> _Task instructions_:
Omitting the pictures, print every line below exactly as it stands.

Source material: Begin

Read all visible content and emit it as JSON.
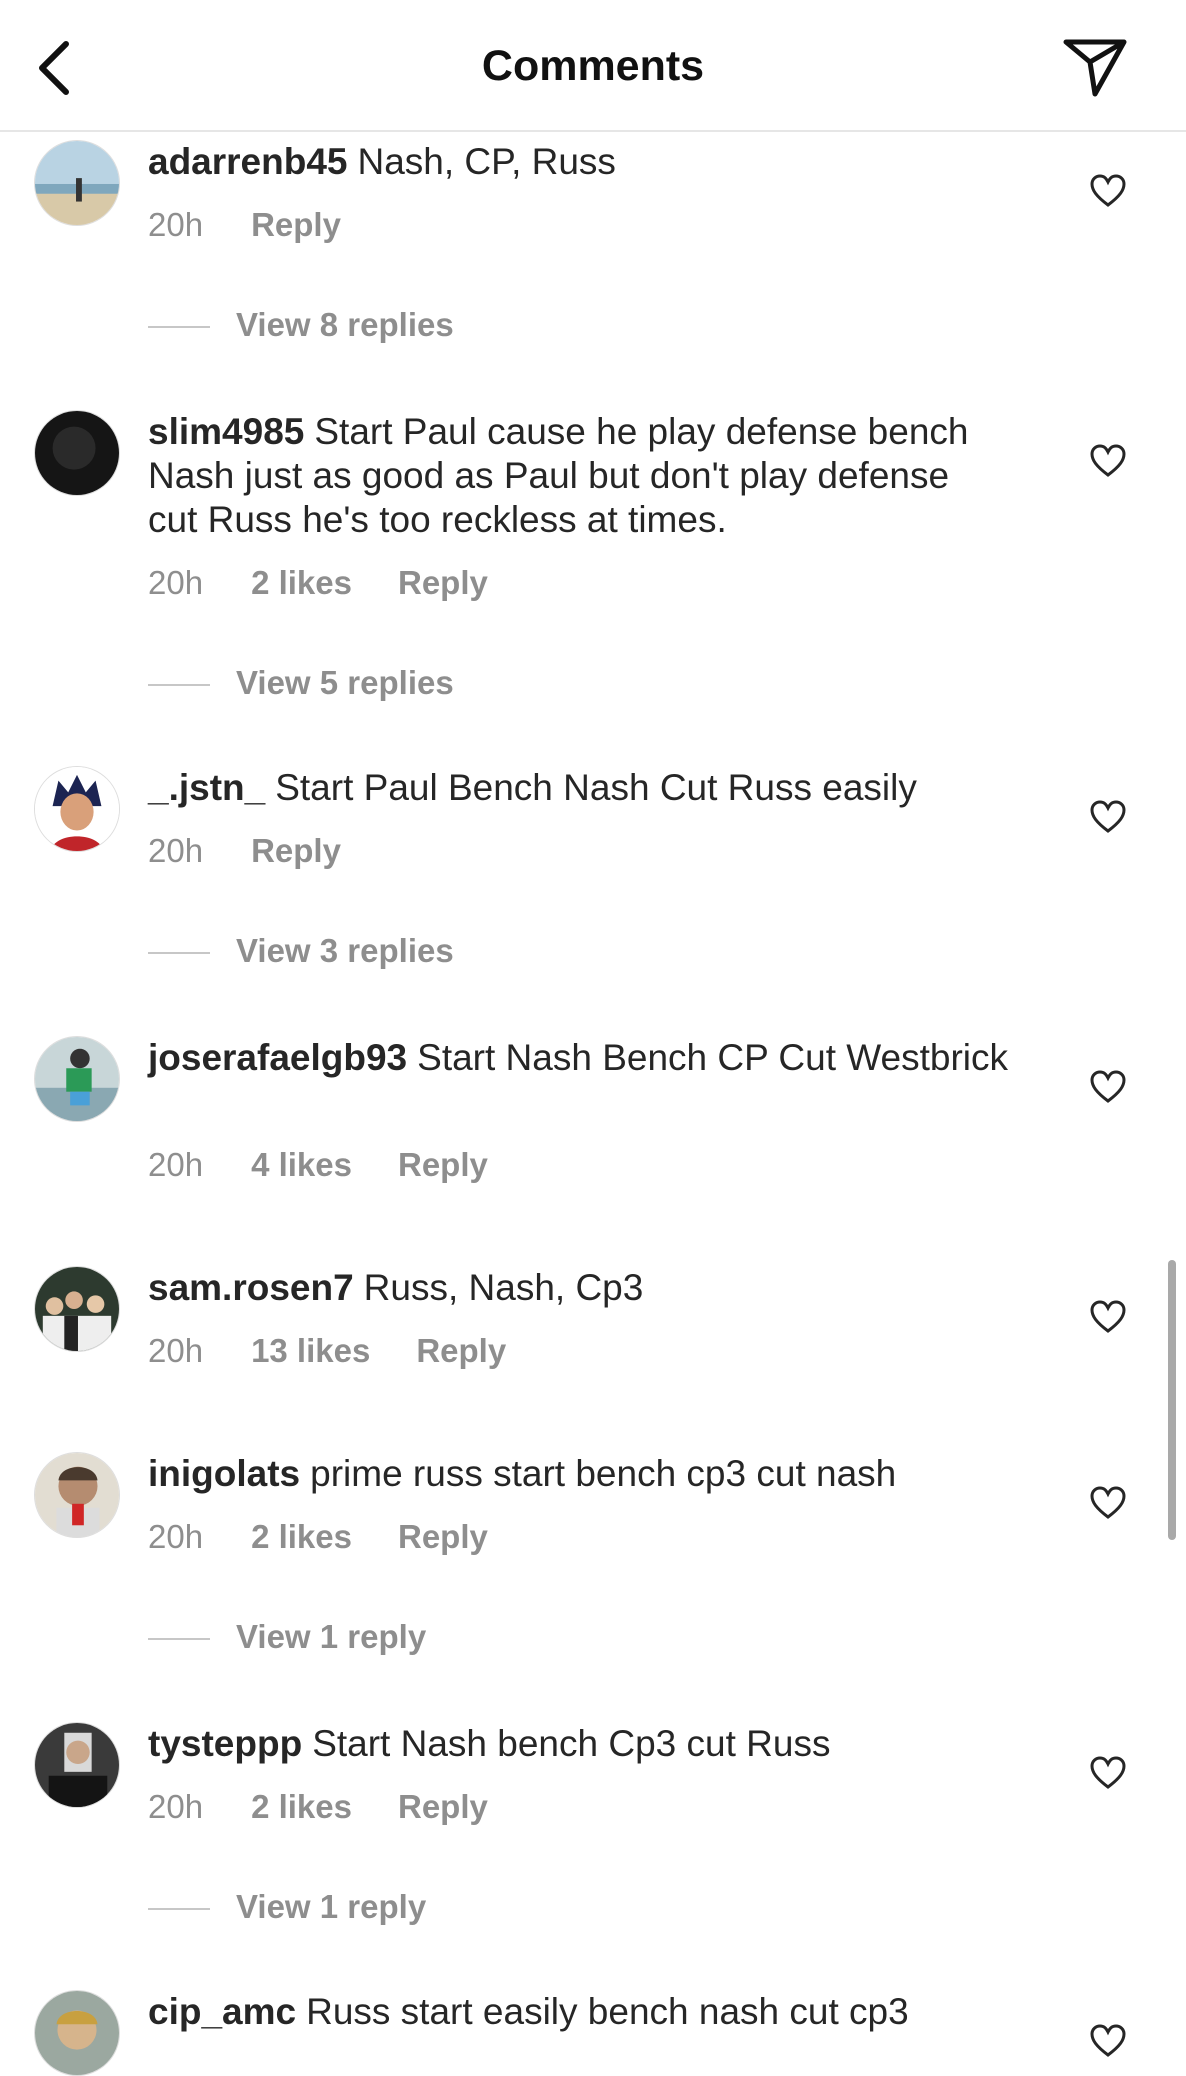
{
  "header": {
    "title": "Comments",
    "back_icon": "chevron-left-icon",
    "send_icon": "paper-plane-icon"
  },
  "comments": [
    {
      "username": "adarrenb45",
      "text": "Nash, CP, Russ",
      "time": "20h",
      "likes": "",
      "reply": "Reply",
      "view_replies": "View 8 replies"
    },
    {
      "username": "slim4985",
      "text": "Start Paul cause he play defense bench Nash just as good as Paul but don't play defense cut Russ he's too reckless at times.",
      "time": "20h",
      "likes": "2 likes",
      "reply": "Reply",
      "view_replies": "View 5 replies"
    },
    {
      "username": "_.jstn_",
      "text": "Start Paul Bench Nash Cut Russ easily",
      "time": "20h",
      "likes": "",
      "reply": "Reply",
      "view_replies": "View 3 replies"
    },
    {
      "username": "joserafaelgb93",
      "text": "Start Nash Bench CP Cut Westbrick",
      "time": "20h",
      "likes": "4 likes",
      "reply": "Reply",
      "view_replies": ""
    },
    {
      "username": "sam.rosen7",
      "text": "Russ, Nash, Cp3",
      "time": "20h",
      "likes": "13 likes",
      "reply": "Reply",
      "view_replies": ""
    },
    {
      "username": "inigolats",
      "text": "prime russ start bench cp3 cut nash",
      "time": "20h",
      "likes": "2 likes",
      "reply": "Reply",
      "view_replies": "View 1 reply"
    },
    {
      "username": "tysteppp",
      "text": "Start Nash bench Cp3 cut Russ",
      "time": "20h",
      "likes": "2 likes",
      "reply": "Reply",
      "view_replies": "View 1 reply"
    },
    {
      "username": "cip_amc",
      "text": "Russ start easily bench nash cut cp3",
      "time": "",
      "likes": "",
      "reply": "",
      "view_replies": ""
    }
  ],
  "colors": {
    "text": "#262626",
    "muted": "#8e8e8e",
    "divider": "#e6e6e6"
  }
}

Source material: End

> _Your solution_:
Read all visible content and emit it as JSON.
{
  "header": {
    "title": "Comments",
    "back_icon": "chevron-left-icon",
    "send_icon": "paper-plane-icon"
  },
  "comments": [
    {
      "username": "adarrenb45",
      "text": "Nash, CP, Russ",
      "time": "20h",
      "likes": "",
      "reply": "Reply",
      "view_replies": "View 8 replies"
    },
    {
      "username": "slim4985",
      "text": "Start Paul cause he play defense bench Nash just as good as Paul but don't play defense cut Russ he's too reckless at times.",
      "time": "20h",
      "likes": "2 likes",
      "reply": "Reply",
      "view_replies": "View 5 replies"
    },
    {
      "username": "_.jstn_",
      "text": "Start Paul Bench Nash Cut Russ easily",
      "time": "20h",
      "likes": "",
      "reply": "Reply",
      "view_replies": "View 3 replies"
    },
    {
      "username": "joserafaelgb93",
      "text": "Start Nash Bench CP Cut Westbrick",
      "time": "20h",
      "likes": "4 likes",
      "reply": "Reply",
      "view_replies": ""
    },
    {
      "username": "sam.rosen7",
      "text": "Russ, Nash, Cp3",
      "time": "20h",
      "likes": "13 likes",
      "reply": "Reply",
      "view_replies": ""
    },
    {
      "username": "inigolats",
      "text": "prime russ start bench cp3 cut nash",
      "time": "20h",
      "likes": "2 likes",
      "reply": "Reply",
      "view_replies": "View 1 reply"
    },
    {
      "username": "tysteppp",
      "text": "Start Nash bench Cp3 cut Russ",
      "time": "20h",
      "likes": "2 likes",
      "reply": "Reply",
      "view_replies": "View 1 reply"
    },
    {
      "username": "cip_amc",
      "text": "Russ start easily bench nash cut cp3",
      "time": "",
      "likes": "",
      "reply": "",
      "view_replies": ""
    }
  ],
  "colors": {
    "text": "#262626",
    "muted": "#8e8e8e",
    "divider": "#e6e6e6"
  }
}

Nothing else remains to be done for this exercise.